= Beginning of Section =
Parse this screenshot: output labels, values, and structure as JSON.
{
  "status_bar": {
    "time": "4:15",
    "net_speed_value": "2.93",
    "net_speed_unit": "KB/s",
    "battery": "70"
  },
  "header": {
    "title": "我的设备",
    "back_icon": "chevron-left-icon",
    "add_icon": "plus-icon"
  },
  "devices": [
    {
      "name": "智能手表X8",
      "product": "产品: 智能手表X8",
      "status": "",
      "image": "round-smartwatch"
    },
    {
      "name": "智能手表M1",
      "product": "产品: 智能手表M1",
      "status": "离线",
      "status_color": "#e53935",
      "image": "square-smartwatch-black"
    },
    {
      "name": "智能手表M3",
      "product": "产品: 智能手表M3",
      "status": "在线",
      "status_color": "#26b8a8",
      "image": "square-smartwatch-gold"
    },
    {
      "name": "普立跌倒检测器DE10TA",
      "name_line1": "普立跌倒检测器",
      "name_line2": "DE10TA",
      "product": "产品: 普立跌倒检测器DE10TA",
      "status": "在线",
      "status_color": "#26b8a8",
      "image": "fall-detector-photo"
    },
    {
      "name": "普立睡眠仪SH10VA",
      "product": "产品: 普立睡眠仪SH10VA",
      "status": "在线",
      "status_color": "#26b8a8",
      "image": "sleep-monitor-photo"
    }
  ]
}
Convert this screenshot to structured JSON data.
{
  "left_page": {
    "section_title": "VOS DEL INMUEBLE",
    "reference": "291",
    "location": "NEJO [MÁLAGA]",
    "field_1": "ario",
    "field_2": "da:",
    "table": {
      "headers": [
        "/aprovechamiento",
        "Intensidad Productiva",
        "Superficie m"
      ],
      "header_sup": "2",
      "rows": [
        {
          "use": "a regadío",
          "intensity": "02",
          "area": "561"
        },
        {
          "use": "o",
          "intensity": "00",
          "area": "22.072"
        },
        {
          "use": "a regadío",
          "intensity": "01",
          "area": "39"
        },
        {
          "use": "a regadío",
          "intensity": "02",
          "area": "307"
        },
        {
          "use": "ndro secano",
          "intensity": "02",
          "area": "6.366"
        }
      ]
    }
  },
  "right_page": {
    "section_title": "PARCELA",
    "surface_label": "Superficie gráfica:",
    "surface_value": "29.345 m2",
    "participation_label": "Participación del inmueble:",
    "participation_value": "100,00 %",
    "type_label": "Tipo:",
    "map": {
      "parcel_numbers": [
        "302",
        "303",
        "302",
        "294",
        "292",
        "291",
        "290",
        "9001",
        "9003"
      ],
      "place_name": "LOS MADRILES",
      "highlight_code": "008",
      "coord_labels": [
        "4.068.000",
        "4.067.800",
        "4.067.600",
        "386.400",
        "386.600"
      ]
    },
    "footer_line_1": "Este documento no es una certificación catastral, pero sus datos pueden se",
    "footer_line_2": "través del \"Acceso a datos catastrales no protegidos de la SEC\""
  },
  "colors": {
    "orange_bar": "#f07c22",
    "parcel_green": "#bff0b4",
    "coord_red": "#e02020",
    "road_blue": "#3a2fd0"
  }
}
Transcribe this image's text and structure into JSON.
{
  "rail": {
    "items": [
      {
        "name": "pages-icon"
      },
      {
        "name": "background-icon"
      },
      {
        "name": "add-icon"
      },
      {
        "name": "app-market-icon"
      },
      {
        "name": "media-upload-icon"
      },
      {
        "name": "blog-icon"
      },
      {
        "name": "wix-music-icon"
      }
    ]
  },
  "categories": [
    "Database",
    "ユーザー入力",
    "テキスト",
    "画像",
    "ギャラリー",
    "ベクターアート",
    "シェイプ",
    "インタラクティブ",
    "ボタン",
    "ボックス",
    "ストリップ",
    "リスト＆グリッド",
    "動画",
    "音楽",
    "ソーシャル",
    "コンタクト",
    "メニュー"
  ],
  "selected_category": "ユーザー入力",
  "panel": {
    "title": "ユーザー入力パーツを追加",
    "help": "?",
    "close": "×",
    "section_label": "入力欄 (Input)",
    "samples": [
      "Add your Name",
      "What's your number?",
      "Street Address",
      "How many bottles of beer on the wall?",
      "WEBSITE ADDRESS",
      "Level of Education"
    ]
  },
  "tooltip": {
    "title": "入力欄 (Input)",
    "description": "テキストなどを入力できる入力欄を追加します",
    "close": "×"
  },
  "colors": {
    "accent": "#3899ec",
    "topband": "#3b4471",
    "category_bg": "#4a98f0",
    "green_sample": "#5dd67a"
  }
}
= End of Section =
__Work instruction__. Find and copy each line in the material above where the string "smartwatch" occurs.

__Answer to the exercise__.
      "image": "round-smartwatch"
      "image": "square-smartwatch-black"
      "image": "square-smartwatch-gold"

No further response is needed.